Well, rather than finally issue a correction, as he should have, he's continuing to wrestle the facts and obscure what he actually reported with yet another broadcast attacking his critics (see here for a breakout of the transcript). Though along the way, he manages to make a confession or two -- of sorts.
Note that, for Dobbs, this is all about him and not his misbegotten reportage:
- Today's New York Times column is primarily a personal attack on me, focuses on an ad-lib on the set of this broadcast uttered more than two years ago by Christine Romans on a number of cases of leprosy in this country. An unscripted ad-lib, not a report by the way -- we've never done a report on leprosy until we had to set this record straight a couple of weeks ago. That's over four and a half years of reporting on that issue.

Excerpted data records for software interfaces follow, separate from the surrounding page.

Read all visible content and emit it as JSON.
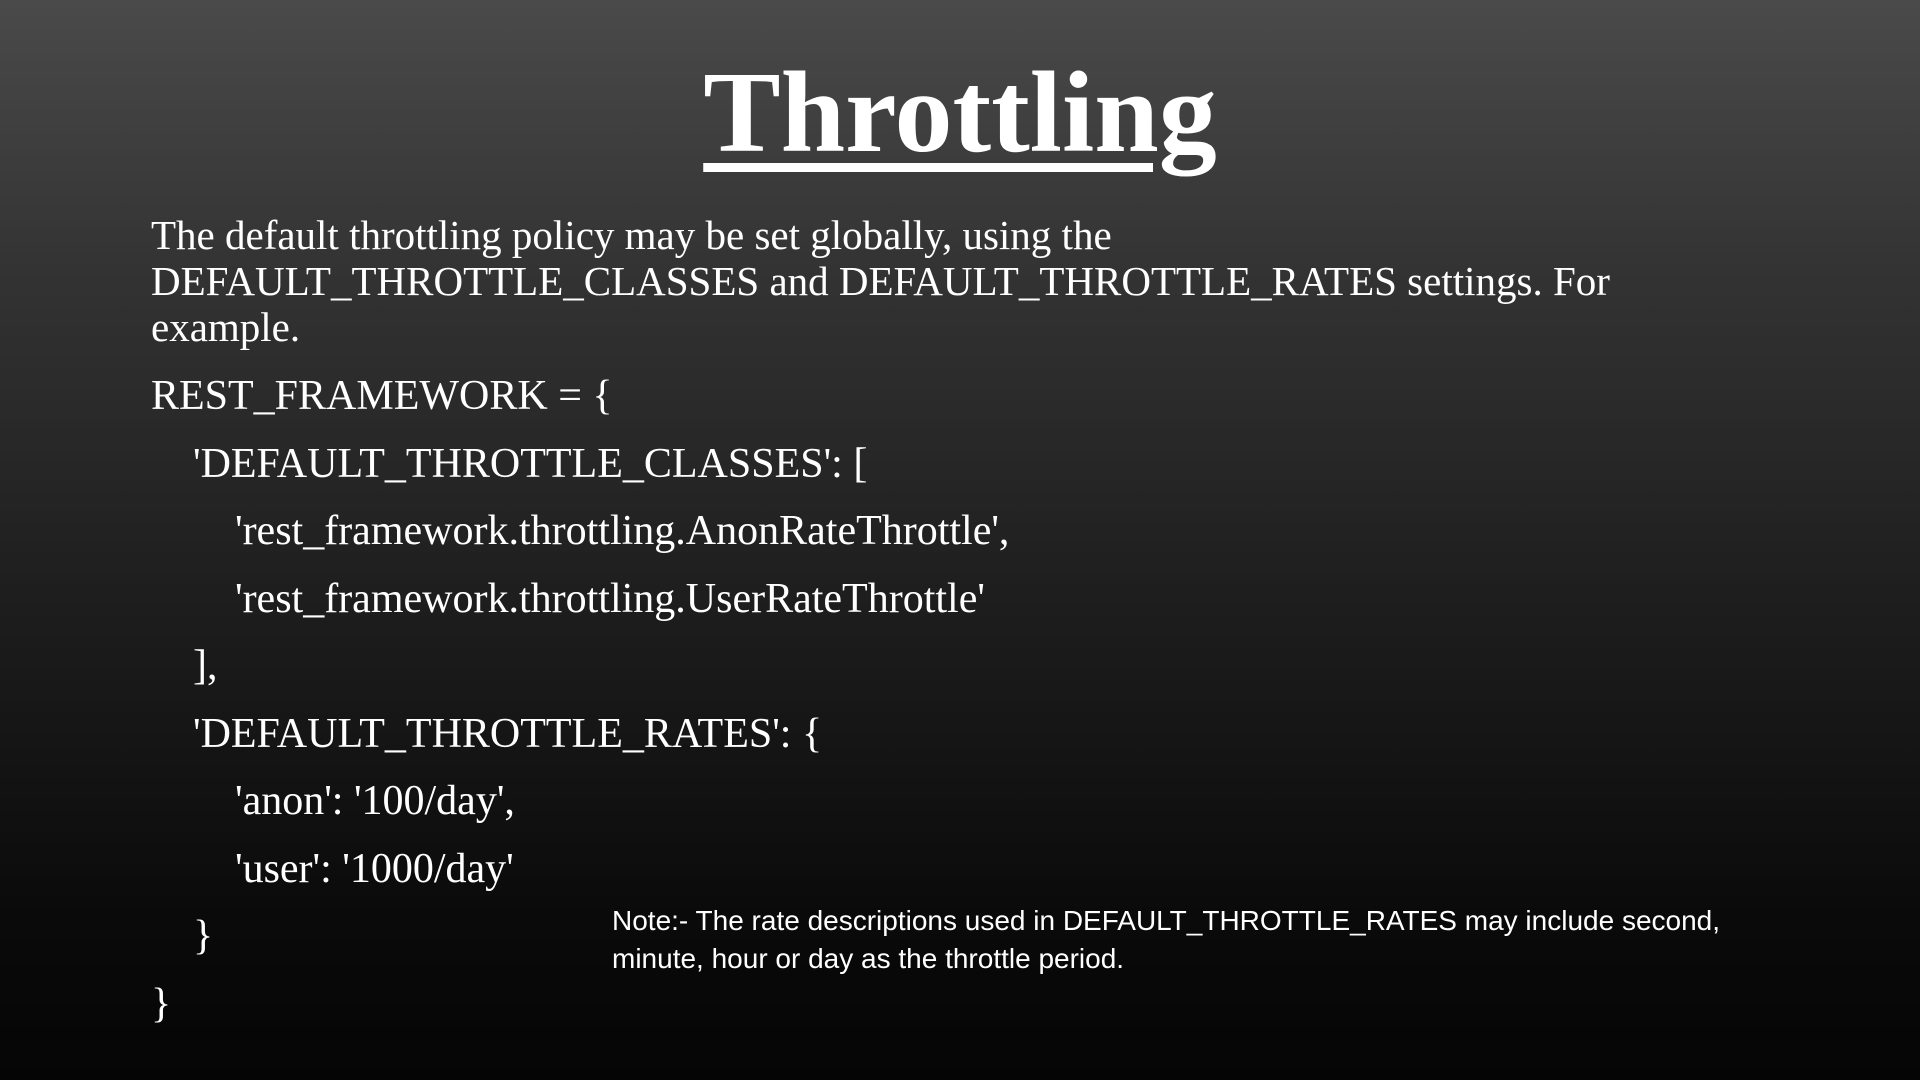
{
  "slide": {
    "title": "Throttling",
    "intro": "The default throttling policy may be set globally, using the DEFAULT_THROTTLE_CLASSES and DEFAULT_THROTTLE_RATES settings. For example.",
    "code_lines": [
      "REST_FRAMEWORK = {",
      "'DEFAULT_THROTTLE_CLASSES': [",
      "'rest_framework.throttling.AnonRateThrottle',",
      "'rest_framework.throttling.UserRateThrottle'",
      "],",
      "'DEFAULT_THROTTLE_RATES': {",
      "'anon': '100/day',",
      "'user': '1000/day'",
      "}",
      "}"
    ],
    "note": "Note:- The rate descriptions used in DEFAULT_THROTTLE_RATES may include second, minute, hour or day as the throttle period."
  }
}
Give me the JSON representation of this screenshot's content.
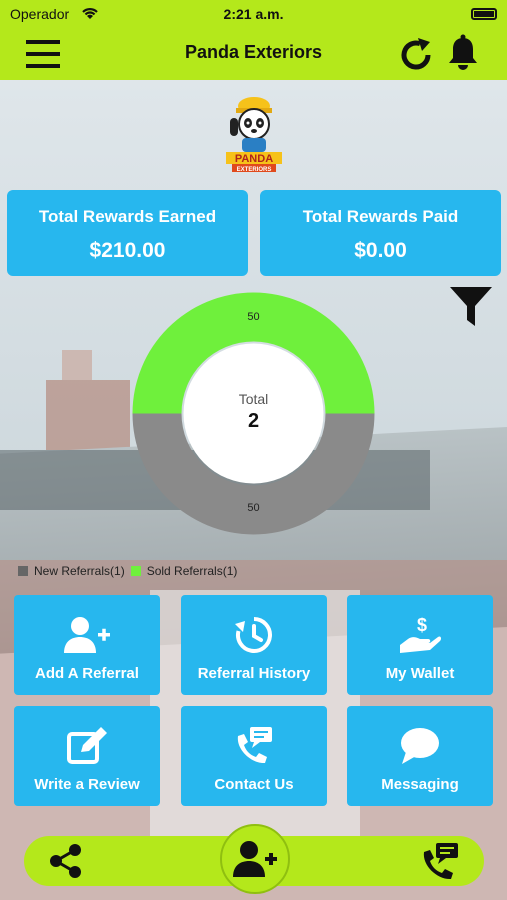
{
  "status_bar": {
    "carrier": "Operador",
    "time": "2:21 a.m."
  },
  "nav": {
    "title": "Panda Exteriors"
  },
  "logo": {
    "text": "PANDA EXTERIORS"
  },
  "rewards": {
    "earned_label": "Total Rewards Earned",
    "earned_value": "$210.00",
    "paid_label": "Total Rewards Paid",
    "paid_value": "$0.00"
  },
  "chart_data": {
    "type": "pie",
    "categories": [
      "New Referrals",
      "Sold Referrals"
    ],
    "values": [
      1,
      1
    ],
    "slice_labels": [
      "50",
      "50"
    ],
    "center_label": "Total",
    "center_value": "2",
    "colors": [
      "#8a8a8a",
      "#6ff03c"
    ]
  },
  "legend": {
    "new": "New Referrals(1)",
    "sold": "Sold Referrals(1)"
  },
  "actions": {
    "add_referral": "Add A Referral",
    "referral_history": "Referral History",
    "my_wallet": "My Wallet",
    "write_review": "Write a Review",
    "contact_us": "Contact Us",
    "messaging": "Messaging"
  },
  "colors": {
    "brand_green": "#b4e81b",
    "tile_blue": "#27b7ee"
  }
}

Actually, Dobbs reasserted the false statistics as "factual" as recently as three weeks ago. And nowhere in this entire diatribe does Dobbs clear the air and explain to his audience that the leprosy statistics he cited -- 7,000 cases -- referred to a thirty-year period, not a three-year period. He claims that a separate report did so, but if it did, it was (a) buried, and (b) completely inadequate as a correction.
Dobbs goes on to actually confess that he was wrong to use Madeleine Cosman as a source:

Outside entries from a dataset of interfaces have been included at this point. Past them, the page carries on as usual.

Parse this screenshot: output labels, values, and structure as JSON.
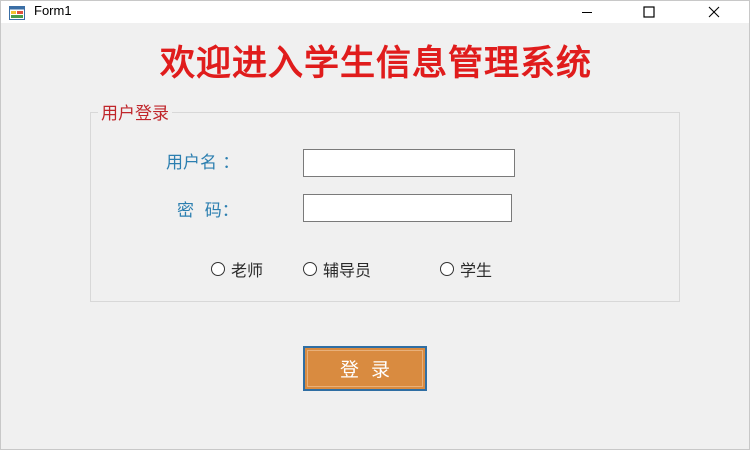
{
  "window": {
    "title": "Form1",
    "icons": {
      "app": "form-icon",
      "minimize": "minimize-icon",
      "maximize": "maximize-icon",
      "close": "close-icon"
    }
  },
  "heading": "欢迎进入学生信息管理系统",
  "login_group": {
    "legend": "用户登录",
    "username_label": "用户名 ：",
    "username_value": "",
    "password_label": "密  码：",
    "password_value": "",
    "roles": [
      {
        "label": "老师",
        "selected": false
      },
      {
        "label": "辅导员",
        "selected": false
      },
      {
        "label": "学生",
        "selected": false
      }
    ]
  },
  "login_button": "登录",
  "colors": {
    "heading": "#e01c1c",
    "legend": "#c0252a",
    "labels": "#2c7fb0",
    "button_bg": "#d98b40",
    "button_border": "#2f6ea3"
  }
}
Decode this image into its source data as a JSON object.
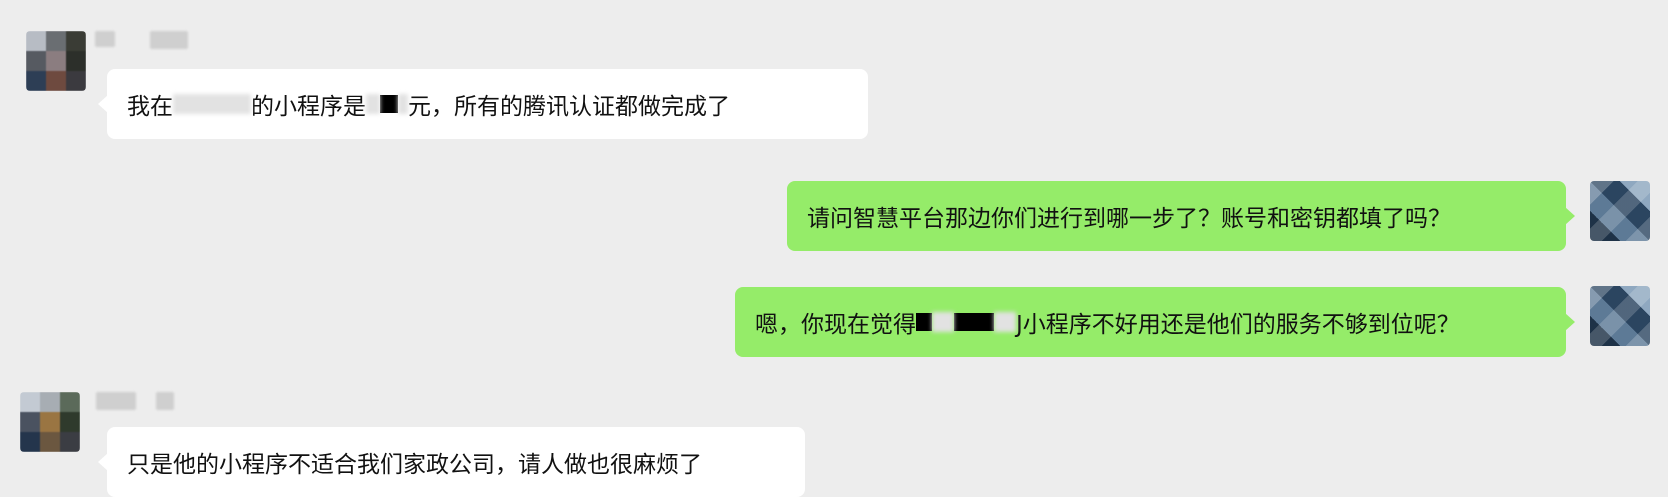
{
  "messages": [
    {
      "side": "left",
      "sender_name": "",
      "avatar": "blurred-contact-avatar",
      "text": {
        "part1": "我在",
        "part2": "的小程序是",
        "part3": "元，所有的腾讯认证都做完成了"
      }
    },
    {
      "side": "right",
      "avatar": "blue-tile-avatar",
      "text": "请问智慧平台那边你们进行到哪一步了？账号和密钥都填了吗？"
    },
    {
      "side": "right",
      "avatar": "blue-tile-avatar",
      "text": {
        "part1": "嗯，你现在觉得",
        "part2": "J小程序不好用还是他们的服务不够到位呢？"
      }
    },
    {
      "side": "left",
      "sender_name": "",
      "avatar": "blurred-contact-avatar",
      "text": "只是他的小程序不适合我们家政公司，请人做也很麻烦了"
    }
  ],
  "colors": {
    "background": "#ededed",
    "incoming_bubble": "#ffffff",
    "outgoing_bubble": "#95ec69",
    "text": "#111111"
  }
}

- That columnist also said I gave air time to white supremacists, and mentions one by name, Madeleine Cosman, who wrote the article that Christine Romans used as a source for her later leprosy statement.

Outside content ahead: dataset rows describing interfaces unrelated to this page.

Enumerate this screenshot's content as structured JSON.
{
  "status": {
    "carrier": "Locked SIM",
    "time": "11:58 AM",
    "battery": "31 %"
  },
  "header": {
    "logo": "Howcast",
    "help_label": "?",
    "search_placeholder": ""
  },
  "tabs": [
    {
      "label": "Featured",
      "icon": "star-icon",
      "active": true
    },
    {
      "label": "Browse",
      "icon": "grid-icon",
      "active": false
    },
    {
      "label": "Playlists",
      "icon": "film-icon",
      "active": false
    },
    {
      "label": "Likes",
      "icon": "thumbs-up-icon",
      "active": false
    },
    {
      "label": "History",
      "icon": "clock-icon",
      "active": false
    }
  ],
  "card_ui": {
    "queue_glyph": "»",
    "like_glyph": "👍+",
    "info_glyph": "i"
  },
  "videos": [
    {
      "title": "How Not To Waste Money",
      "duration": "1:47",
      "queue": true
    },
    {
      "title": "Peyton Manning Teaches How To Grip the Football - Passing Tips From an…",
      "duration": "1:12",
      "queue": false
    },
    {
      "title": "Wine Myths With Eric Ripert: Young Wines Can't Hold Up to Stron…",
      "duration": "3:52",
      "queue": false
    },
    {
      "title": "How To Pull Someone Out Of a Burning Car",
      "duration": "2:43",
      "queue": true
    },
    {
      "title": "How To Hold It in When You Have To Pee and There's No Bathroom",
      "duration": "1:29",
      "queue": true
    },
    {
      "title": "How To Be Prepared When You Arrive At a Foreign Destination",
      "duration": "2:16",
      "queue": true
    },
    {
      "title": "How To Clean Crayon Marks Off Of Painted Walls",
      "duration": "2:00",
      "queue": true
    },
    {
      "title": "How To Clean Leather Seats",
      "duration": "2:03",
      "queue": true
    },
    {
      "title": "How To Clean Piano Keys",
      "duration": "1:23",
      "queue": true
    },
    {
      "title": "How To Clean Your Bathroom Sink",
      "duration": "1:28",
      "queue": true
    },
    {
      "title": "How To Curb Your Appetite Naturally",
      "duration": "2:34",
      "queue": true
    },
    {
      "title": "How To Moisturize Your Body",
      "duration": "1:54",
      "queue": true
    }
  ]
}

The fact is, I made a mistake, and I've said we would never have used her as a source if we had known of her controversial background two years ago, at the time of the offending ad-lib. But the columnist fails to note that his own paper wrote a glowing obituary of Madeleine Cosman when she died last year.
Oh, really? When he did he say this?
Because just last May 7, this was what Dobbs and Romans said:
- DOBBS: And there was a question about some of your comments, Christine. Following one of your reports, I told Leslie Stahl, "We don't make up numbers." And I will tell everybody here again tonight, I stand 100 percent behind what you said.
ROMANS: That's right, Lou. We don't make up numbers here. This is what we reported.
We reported: "It's interesting, because the woman in our piece told us that there were about 900 cases of leprosy for 40 years. There have been 7,000 in the past three years. Leprosy in this country."
I was quoting Dr. Madeleine Cosman, a respected medical lawyer and medical historian. Writing in The Journal of American Physicians and Surgeons, she said: "Hansen's disease" -- that's the other modern name, I guess, for leprosy -- "Hansen's disease was so rare in America that in 40 years only 900 people were afflicted. Suddenly, in the past three years America has more than 7,000 cases of leprosy" -- Lou.
DOBBS: It's remarkable that this -- whatever, confusion or confoundment over 7,000 cases. They actually keep a registry of cases of leprosy. And the fact that it rose was because of -- one assumes because we don't know for sure -- but two basic influences: unscreened illegal immigrants coming into this country primarily from South Asia, and the -- secondly, far better reporting.
ROMANS: That's what Dr. Cosman told us, Lou.
DOBBS: And, you know, in talking with a number of people, it's also very clear, no one knows, but nearly everyone suspects, there are far more cases of that. It is also, I think, interesting, and I think important to say, one of the reasons we screen people coming into this country is to deal with communicable diseases like leprosy, tuberculosis. The fact is, if we would just screen successfully, all of those diseases can be treated effectively, efficiently, and relatively quickly.
ROMANS: And that's why we raised the question in the first place, asking some tough questions about this. And, you know, 7,000 cases -- active cases of leprosy -- by no means is 11 million, as [Southern Poverty Law Center Intelligence Project director] Mark Potok suggested.
DOBBS: But you can't say that to people so interested in the truth, as Mr. Potok obviously isn't.
So, when exactly did Dobbs admit that using Cosman was a mistake? Or is he just obfuscating again?
Finally, simply admitting that Cosman was a bad source for the story isn't enough; as a journalist, it requires a broader examination of the story itself and its factual underpinnings. This was the same case when Dobbs ran a map taken from white supremacists and then simply apologized for using them as a source, when in fact the entire story was built out of race-baiting garbage from precisely the same sources.
But just as Dobbs' fraudulent "Aztlan" reportage was never corrected, neither, evidently, will be his fraudulent leprosy reportage.